A Public Act of Mourning
One of the founders of the Black Lives Matter movement, Patrisse Cullors, has scheduled a performance for Saturday, June 13th, at the Fowler Museum in LA. She is a trained dancer, and through art, she expresses her activism and demand for change. The performance will take the audience through ritual, prayer, and ancestry. It will be a “public act of mourning” for the black people who lost their lives as well as a cathartic experience for the performer herself.
Cullors says how the performance provides her with “a sense of agency.” By doing this, she will take control of her body and her choices because black people often don’t get to make choices about their own lives.
Art Museums Rise and Fall Short
Major art museums across the country stood in solidarity with Black Lives Matters. The Walker Art Center and The Minneapolis Institute of Art, where the Floyd killing took place, were the first to sever ties with the city’s Police Department, declaring how they won’t be contracting officers off-duty any longer.
The Studio Museum in Harlem, New York, the MoMA in New York, the LA County Museum of Art, the Art Institute of Chicago, the Detroit Institute of Arts, and many more announced their support for the BLM.
At the same time, many others received criticism for taking too long to respond to the protests and take a stand. The San Francisco Museum of Modern Art only posted a work from Glenn Ligon without expressing their views unequivocally. They promptly received backlash from the public that made the museum issue an apology. “We can do better,” they said.
In this world, where you stand for humanity or stand for racism, it is imperative to be loud and clear about your principles.
Art and #BLM
Artist Jammie Holmes organized a public demonstration in five cities on May 30th. Airplanes with banners flew over Detroit, Los Angeles, Miami, Dallas, and New York. The banners read, “Please I Can’t Breathe,” and “They’re Going To Kill Me” – Floyd’s last words before his life was snuffed out.
Banksy made a post on Instagram with a powerful statement against a broken white system and the importance of utilizing white privilege to fix that system.
TIME magazine dedicated its cover page to a painting by Titus Kaphar. The African-American painter depicted a black mother consoling a silhouette of a child. “My black mother rescues me yet again,” Kaphar states. “I want to be sure that she is seen. I want to be certain that her story is told.”
The Black Lives Matter movement came to be after the killing of Trayvon Martin, an unarmed teenager fatally shot by a white man. The movement grew with each subsequent unlawful death of a black person at the hands of a white civilian or police officer, and it wasn’t long before art started pouring in.

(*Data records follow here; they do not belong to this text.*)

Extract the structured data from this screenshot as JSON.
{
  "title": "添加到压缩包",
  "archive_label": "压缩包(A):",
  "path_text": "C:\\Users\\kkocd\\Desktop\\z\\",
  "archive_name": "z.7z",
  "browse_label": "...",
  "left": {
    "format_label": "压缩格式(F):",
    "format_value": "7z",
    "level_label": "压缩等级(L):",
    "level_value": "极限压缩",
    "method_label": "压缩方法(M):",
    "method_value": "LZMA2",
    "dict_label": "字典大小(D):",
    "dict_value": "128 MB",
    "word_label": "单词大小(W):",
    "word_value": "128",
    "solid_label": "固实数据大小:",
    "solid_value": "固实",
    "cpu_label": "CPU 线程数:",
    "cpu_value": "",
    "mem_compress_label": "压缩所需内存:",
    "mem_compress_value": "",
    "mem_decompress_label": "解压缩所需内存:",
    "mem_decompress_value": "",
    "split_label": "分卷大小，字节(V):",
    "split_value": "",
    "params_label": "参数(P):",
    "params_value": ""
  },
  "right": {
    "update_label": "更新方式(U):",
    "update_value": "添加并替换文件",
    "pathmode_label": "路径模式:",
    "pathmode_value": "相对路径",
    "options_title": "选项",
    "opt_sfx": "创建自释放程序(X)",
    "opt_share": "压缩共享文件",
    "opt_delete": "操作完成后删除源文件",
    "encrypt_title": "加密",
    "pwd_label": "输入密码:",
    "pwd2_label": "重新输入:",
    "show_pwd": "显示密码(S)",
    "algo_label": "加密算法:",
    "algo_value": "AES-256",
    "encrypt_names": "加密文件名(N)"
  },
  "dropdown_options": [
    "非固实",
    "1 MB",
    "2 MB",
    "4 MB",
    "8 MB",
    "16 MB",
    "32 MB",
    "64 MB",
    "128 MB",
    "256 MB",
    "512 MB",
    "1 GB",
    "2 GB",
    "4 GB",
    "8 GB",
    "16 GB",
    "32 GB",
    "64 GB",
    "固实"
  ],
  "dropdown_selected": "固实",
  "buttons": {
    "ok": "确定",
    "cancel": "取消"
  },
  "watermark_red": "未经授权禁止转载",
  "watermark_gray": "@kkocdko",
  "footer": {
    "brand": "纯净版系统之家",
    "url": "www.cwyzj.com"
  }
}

Tes One, Carly Larsson, Ti-Rock Moore, Nina Chanel Abney, Dáreece Walker, and Dolly Li emphasize the importance of art in driving social change. Art should talk about the present, should criticize those in power, and demand justice. It should empower and comfort and give shape to the outrage.

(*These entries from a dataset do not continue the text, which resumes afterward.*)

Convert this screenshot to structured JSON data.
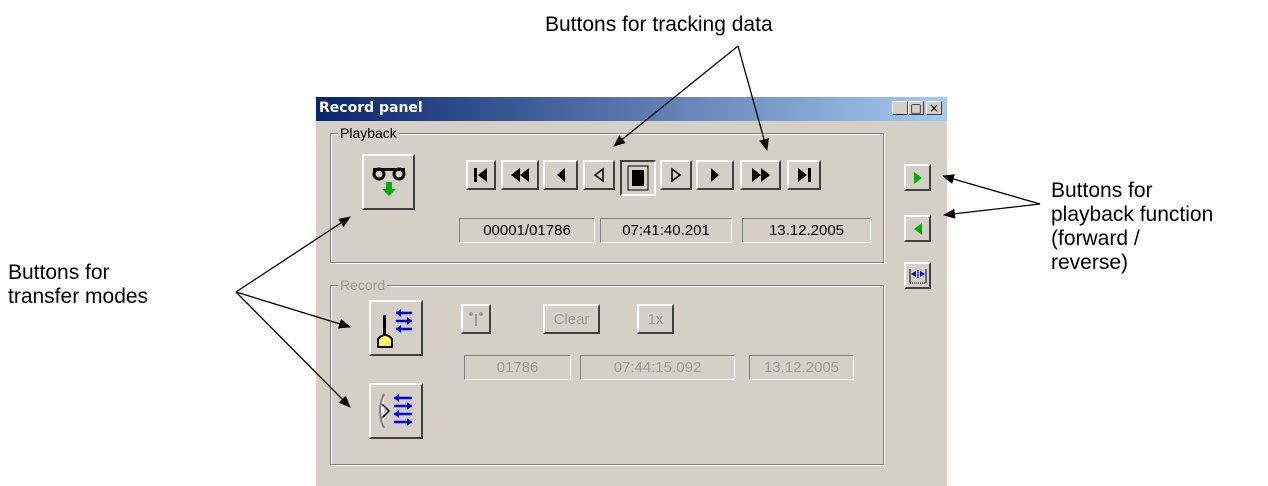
{
  "callouts": {
    "tracking": "Buttons for tracking data",
    "playback_line1": "Buttons for",
    "playback_line2": "playback function",
    "playback_line3": "(forward /",
    "playback_line4": "reverse)",
    "transfer_line1": "Buttons for",
    "transfer_line2": "transfer modes"
  },
  "window": {
    "title": "Record panel",
    "min_label": "_",
    "max_label": "□",
    "close_label": "×"
  },
  "playback": {
    "legend": "Playback",
    "record_index": "00001/01786",
    "time": "07:41:40.201",
    "date": "13.12.2005",
    "nav_icons": [
      "skip-to-start-icon",
      "fast-rewind-icon",
      "step-back-icon",
      "step-back-outline-icon",
      "stop-icon",
      "step-forward-outline-icon",
      "step-forward-icon",
      "fast-forward-icon",
      "skip-to-end-icon"
    ]
  },
  "record": {
    "legend": "Record",
    "clear_label": "Clear",
    "speed_label": "1x",
    "count": "01786",
    "time": "07:44:15.092",
    "date": "13.12.2005"
  },
  "side_buttons": [
    "play-forward-icon",
    "play-reverse-icon",
    "fit-range-icon"
  ],
  "colors": {
    "titlebar_start": "#0a246a",
    "titlebar_end": "#a6caf0",
    "face": "#d4d0c8",
    "play_green": "#00b000",
    "transfer_blue": "#0000dd",
    "yellow": "#ffff66"
  }
}
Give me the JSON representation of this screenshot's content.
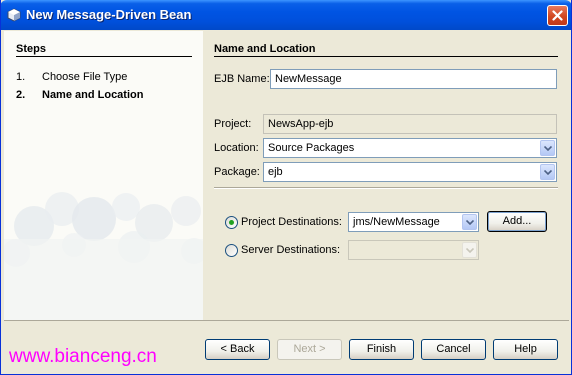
{
  "window": {
    "title": "New Message-Driven Bean"
  },
  "steps": {
    "heading": "Steps",
    "items": [
      {
        "num": "1.",
        "label": "Choose File Type"
      },
      {
        "num": "2.",
        "label": "Name and Location"
      }
    ]
  },
  "panel": {
    "heading": "Name and Location",
    "ejb_name": {
      "label": "EJB Name:",
      "value": "NewMessage"
    },
    "project": {
      "label": "Project:",
      "value": "NewsApp-ejb"
    },
    "location": {
      "label": "Location:",
      "value": "Source Packages"
    },
    "package": {
      "label": "Package:",
      "value": "ejb"
    },
    "project_destinations": {
      "label": "Project Destinations:",
      "value": "jms/NewMessage",
      "selected": true
    },
    "server_destinations": {
      "label": "Server Destinations:",
      "value": "",
      "selected": false
    },
    "add_label": "Add..."
  },
  "buttons": {
    "back": "< Back",
    "next": "Next >",
    "finish": "Finish",
    "cancel": "Cancel",
    "help": "Help"
  },
  "watermark": "www.bianceng.cn",
  "colors": {
    "title_bar": "#0054e3",
    "radio_selected": "#21a121",
    "watermark": "#ff00ff"
  }
}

Art is not a cure-all. On its own, it can’t dismantle systemic oppression or hope to extinguish racism. But “art is therapy,” Dolly Li says. “Especially in the face of tragedy.”

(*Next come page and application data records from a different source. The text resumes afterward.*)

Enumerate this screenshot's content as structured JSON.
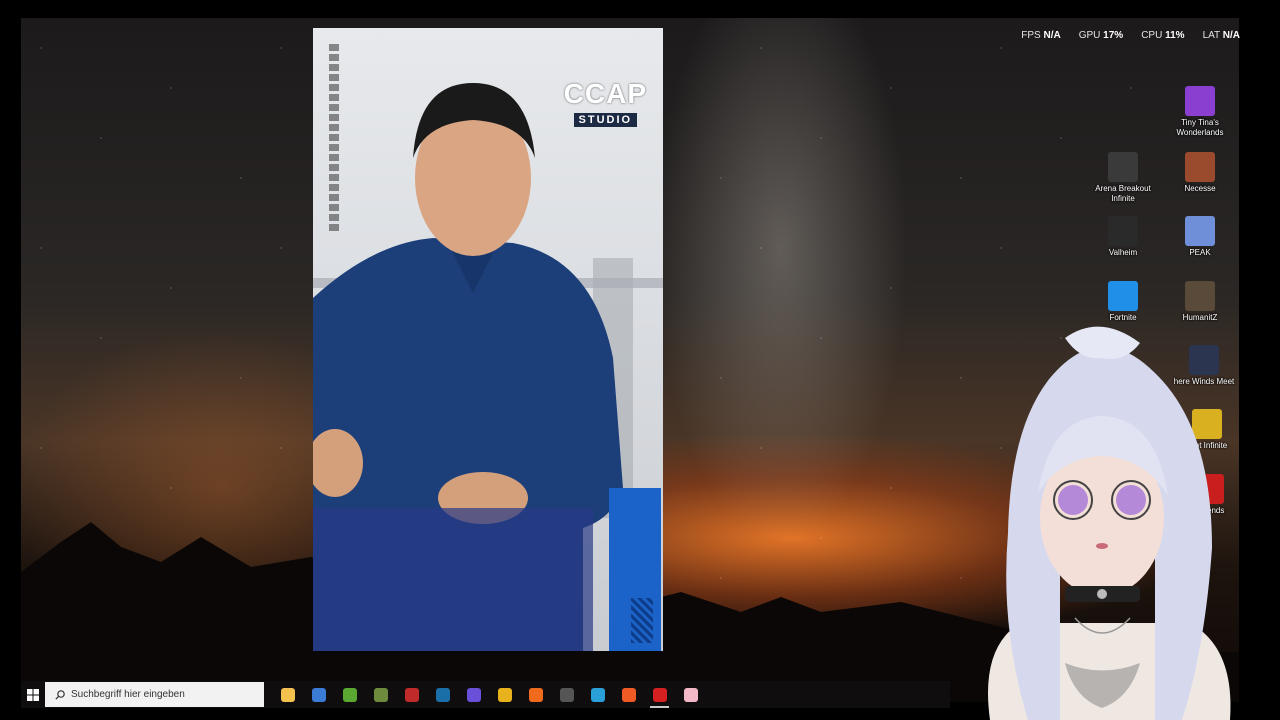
{
  "overlay_stats": [
    {
      "label": "FPS",
      "value": "N/A"
    },
    {
      "label": "GPU",
      "value": "17%"
    },
    {
      "label": "CPU",
      "value": "11%"
    },
    {
      "label": "LAT",
      "value": "N/A"
    }
  ],
  "video": {
    "logo_top": "CCAP",
    "logo_bottom": "STUDIO"
  },
  "desktop_icons": [
    {
      "label": "Tiny Tina's Wonderlands",
      "icon": "tiny-tinas-wonderlands-icon",
      "color": "#8a3fd0"
    },
    {
      "label": "Arena Breakout Infinite",
      "icon": "arena-breakout-infinite-icon",
      "color": "#3a3a3a"
    },
    {
      "label": "Necesse",
      "icon": "necesse-icon",
      "color": "#9a4b2e"
    },
    {
      "label": "Valheim",
      "icon": "valheim-icon",
      "color": "#2a2a2a"
    },
    {
      "label": "PEAK",
      "icon": "peak-icon",
      "color": "#6f8fd8"
    },
    {
      "label": "Fortnite",
      "icon": "fortnite-icon",
      "color": "#1f8fe8"
    },
    {
      "label": "HumanitZ",
      "icon": "humanitz-icon",
      "color": "#5a4a3a"
    },
    {
      "label": "here Winds Meet",
      "icon": "where-winds-meet-icon",
      "color": "#2c3550"
    },
    {
      "label": "light Infinite",
      "icon": "deadlight-infinite-icon",
      "color": "#d8b020"
    },
    {
      "label": "Legends",
      "icon": "apex-legends-icon",
      "color": "#c81e1e"
    }
  ],
  "taskbar": {
    "search_placeholder": "Suchbegriff hier eingeben",
    "apps": [
      {
        "name": "file-explorer-icon",
        "color": "#f2c14e",
        "active": false
      },
      {
        "name": "microsoft-store-icon",
        "color": "#3a7bd5",
        "active": false
      },
      {
        "name": "xbox-app-icon",
        "color": "#5aa832",
        "active": false
      },
      {
        "name": "minecraft-launcher-icon",
        "color": "#6e8a3c",
        "active": false
      },
      {
        "name": "game-launcher-icon",
        "color": "#c02a2a",
        "active": false
      },
      {
        "name": "steam-icon",
        "color": "#1b6fa8",
        "active": false
      },
      {
        "name": "discord-icon",
        "color": "#6a4fd8",
        "active": false
      },
      {
        "name": "chrome-icon",
        "color": "#e8b21c",
        "active": false
      },
      {
        "name": "firefox-icon",
        "color": "#f06a1c",
        "active": false
      },
      {
        "name": "obs-icon",
        "color": "#555555",
        "active": false
      },
      {
        "name": "app-launcher-icon",
        "color": "#2aa0d8",
        "active": false
      },
      {
        "name": "brave-icon",
        "color": "#f05a24",
        "active": false
      },
      {
        "name": "opera-icon",
        "color": "#d42020",
        "active": true
      },
      {
        "name": "vtube-studio-icon",
        "color": "#f3b8c8",
        "active": false
      }
    ]
  }
}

It is not an exaggeration to say that this is a historic moment. Black communities and their allies are rising against a system of government that has silenced black voices for centuries. It is time to speak out. Do your part, however big or small it can be. Follow the example of hundreds of artists and demonstrators spreading the message through their creative work. Step up for equality and justice, and fight to recognize humanity in all.